Answer with a single number: the count of lines below that hold "Wildlife".
--- Extracted information ---
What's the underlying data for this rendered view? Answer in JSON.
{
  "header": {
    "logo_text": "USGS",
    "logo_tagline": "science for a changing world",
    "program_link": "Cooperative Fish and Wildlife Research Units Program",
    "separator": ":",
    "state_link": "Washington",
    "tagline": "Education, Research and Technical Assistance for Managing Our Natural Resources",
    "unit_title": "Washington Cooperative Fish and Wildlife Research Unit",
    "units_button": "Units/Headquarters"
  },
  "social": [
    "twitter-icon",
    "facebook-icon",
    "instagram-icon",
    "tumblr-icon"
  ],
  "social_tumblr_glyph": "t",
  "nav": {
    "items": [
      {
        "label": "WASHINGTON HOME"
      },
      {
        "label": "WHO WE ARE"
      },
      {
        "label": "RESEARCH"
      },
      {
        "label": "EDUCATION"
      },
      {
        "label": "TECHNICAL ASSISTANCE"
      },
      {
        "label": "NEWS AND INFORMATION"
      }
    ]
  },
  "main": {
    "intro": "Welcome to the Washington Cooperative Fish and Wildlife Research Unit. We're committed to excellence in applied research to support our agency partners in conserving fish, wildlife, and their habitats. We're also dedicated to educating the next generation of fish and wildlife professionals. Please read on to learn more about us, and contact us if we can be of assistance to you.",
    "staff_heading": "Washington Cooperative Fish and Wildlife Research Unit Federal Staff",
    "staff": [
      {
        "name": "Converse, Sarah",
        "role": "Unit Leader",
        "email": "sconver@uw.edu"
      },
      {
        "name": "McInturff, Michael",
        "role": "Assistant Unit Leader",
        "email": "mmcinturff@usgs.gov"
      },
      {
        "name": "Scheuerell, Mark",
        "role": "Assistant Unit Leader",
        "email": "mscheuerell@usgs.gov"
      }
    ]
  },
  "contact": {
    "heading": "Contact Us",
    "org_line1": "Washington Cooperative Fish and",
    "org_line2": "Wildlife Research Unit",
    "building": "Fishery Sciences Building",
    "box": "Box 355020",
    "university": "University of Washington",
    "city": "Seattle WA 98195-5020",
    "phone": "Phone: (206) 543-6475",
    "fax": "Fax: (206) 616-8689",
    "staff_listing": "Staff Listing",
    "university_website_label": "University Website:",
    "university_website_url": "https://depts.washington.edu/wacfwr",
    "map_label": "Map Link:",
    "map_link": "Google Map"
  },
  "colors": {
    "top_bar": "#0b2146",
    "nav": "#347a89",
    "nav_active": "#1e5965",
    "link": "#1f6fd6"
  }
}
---
### Output
5